Top of Provided records

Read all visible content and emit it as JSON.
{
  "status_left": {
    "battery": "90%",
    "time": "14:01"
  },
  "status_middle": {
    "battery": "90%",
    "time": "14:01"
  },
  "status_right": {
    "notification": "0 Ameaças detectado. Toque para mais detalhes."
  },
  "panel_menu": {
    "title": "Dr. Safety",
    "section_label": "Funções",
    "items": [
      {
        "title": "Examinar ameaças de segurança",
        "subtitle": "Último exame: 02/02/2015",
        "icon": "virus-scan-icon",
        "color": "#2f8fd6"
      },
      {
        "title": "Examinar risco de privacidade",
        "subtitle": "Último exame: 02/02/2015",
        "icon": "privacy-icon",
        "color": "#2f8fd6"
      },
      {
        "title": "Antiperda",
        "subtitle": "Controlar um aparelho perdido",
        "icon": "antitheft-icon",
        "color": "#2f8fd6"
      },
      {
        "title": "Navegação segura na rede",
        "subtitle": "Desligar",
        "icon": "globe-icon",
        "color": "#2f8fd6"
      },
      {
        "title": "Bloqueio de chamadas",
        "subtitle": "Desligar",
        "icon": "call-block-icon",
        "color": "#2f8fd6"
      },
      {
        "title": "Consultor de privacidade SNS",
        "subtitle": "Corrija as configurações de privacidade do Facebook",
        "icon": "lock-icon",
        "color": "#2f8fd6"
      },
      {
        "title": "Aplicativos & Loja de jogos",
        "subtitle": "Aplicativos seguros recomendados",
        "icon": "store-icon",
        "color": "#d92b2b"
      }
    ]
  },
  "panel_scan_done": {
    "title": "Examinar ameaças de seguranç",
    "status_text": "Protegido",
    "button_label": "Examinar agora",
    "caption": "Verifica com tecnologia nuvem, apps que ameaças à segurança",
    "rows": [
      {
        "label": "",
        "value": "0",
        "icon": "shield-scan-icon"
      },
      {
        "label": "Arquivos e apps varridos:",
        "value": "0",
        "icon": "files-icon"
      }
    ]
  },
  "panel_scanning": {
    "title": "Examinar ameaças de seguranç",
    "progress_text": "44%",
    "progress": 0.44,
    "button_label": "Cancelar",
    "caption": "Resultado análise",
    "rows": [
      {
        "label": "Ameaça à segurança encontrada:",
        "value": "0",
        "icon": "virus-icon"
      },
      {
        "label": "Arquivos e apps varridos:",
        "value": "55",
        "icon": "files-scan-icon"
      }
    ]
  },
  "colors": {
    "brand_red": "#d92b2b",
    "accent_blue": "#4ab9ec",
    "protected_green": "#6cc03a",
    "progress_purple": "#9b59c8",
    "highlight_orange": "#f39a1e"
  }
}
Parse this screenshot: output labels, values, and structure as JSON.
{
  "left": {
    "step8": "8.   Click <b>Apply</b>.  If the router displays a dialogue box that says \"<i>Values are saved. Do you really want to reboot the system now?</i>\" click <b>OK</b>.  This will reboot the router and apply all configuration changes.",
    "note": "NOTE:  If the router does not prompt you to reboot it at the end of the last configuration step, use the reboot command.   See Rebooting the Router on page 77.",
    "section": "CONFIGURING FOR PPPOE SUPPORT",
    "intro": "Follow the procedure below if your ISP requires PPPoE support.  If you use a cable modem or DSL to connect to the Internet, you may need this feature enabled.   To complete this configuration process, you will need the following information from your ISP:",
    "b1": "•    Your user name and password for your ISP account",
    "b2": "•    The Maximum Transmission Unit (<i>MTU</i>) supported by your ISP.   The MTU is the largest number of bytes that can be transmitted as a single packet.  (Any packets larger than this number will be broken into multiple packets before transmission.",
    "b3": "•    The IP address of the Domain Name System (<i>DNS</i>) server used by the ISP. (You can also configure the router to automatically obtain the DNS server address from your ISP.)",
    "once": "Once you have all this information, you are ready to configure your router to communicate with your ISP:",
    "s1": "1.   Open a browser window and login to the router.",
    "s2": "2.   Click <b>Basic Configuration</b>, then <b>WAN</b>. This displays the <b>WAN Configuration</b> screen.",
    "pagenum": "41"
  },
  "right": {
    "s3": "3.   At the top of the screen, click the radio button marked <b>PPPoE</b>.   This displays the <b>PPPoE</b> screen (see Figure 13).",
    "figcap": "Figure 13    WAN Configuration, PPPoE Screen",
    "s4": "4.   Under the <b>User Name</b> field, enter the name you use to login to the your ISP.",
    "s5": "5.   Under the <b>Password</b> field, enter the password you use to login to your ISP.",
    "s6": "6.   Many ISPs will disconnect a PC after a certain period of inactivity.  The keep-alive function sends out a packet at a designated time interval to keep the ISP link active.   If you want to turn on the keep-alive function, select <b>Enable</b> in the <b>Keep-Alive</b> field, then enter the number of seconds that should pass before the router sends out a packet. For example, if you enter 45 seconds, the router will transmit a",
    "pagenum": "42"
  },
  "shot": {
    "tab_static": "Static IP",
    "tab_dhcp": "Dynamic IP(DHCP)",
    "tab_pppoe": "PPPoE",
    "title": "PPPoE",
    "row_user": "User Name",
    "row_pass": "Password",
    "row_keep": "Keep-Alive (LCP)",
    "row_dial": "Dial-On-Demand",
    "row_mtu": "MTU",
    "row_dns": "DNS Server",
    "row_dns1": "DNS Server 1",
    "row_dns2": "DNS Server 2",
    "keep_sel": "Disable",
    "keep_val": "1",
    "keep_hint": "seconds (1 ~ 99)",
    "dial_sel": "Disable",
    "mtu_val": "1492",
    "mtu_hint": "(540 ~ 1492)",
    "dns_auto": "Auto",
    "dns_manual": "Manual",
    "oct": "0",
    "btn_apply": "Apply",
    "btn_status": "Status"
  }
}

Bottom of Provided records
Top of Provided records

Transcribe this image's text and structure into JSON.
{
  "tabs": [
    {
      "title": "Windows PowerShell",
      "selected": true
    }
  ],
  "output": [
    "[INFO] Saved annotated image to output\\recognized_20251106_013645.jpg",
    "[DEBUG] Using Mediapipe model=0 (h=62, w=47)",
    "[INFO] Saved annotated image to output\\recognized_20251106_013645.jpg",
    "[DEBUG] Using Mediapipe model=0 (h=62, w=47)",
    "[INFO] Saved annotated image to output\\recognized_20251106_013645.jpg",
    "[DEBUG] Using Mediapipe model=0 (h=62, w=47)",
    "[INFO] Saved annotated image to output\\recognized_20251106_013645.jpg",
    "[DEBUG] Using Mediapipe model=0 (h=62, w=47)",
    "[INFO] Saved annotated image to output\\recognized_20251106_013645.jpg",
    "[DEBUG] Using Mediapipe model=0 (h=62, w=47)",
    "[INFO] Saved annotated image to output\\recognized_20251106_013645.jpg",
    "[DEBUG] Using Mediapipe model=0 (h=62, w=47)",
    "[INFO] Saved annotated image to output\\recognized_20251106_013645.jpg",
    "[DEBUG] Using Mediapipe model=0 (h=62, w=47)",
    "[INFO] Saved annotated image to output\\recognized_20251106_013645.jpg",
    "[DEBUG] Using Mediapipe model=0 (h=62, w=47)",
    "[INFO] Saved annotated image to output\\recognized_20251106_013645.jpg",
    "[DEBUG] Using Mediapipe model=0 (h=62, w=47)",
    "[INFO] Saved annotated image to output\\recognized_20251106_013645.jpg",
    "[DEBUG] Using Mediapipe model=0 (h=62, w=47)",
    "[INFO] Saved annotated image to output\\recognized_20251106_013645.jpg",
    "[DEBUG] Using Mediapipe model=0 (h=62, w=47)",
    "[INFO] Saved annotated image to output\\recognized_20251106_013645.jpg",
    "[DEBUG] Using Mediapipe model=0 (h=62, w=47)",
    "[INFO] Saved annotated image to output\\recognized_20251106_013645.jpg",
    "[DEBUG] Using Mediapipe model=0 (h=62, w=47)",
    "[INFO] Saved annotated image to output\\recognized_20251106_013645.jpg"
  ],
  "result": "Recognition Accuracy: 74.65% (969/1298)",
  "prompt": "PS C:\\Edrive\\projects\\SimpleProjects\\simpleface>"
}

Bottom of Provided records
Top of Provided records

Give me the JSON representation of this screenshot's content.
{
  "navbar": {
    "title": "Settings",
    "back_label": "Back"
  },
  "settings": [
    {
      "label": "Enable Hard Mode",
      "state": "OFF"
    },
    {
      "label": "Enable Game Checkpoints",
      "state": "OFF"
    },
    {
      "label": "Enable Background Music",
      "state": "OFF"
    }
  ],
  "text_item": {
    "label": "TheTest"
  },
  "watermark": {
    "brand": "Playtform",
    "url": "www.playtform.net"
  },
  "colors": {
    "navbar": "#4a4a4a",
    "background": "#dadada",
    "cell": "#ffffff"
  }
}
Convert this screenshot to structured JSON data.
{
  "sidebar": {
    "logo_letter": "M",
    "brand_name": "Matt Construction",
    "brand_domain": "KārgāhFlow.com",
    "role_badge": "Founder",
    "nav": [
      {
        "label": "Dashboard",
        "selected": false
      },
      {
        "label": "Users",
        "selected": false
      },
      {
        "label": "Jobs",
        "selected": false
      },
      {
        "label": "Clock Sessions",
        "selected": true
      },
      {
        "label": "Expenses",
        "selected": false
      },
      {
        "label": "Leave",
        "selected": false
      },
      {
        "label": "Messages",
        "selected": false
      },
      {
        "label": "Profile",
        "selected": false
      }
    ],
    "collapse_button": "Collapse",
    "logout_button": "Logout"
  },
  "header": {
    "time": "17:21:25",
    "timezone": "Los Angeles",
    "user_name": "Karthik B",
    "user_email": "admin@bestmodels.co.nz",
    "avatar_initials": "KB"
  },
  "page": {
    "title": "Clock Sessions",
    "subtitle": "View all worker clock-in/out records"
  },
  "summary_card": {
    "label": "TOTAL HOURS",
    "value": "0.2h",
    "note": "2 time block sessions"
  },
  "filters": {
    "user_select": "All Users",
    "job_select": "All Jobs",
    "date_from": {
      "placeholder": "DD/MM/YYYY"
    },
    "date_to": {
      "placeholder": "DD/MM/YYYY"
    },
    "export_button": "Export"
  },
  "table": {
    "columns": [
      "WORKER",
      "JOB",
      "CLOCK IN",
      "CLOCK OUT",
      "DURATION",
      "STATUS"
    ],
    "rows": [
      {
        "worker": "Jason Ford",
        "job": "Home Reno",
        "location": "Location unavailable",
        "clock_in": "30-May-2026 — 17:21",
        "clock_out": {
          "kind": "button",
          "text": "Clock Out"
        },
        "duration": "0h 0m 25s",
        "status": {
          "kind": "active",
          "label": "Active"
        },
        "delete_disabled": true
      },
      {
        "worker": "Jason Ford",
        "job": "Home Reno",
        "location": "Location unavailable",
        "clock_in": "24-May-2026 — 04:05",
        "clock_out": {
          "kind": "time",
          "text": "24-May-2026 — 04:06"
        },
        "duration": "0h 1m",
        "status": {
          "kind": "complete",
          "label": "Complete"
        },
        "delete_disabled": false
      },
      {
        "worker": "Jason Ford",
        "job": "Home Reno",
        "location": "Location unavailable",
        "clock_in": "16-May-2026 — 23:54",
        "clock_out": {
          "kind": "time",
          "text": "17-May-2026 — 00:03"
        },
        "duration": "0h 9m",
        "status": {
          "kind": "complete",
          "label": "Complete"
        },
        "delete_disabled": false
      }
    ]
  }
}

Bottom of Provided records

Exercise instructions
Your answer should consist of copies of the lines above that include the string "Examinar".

Written solution
        "title": "Examinar ameaças de segurança",
        "title": "Examinar risco de privacidade",
    "title": "Examinar ameaças de seguranç",
    "button_label": "Examinar agora",
    "title": "Examinar ameaças de seguranç",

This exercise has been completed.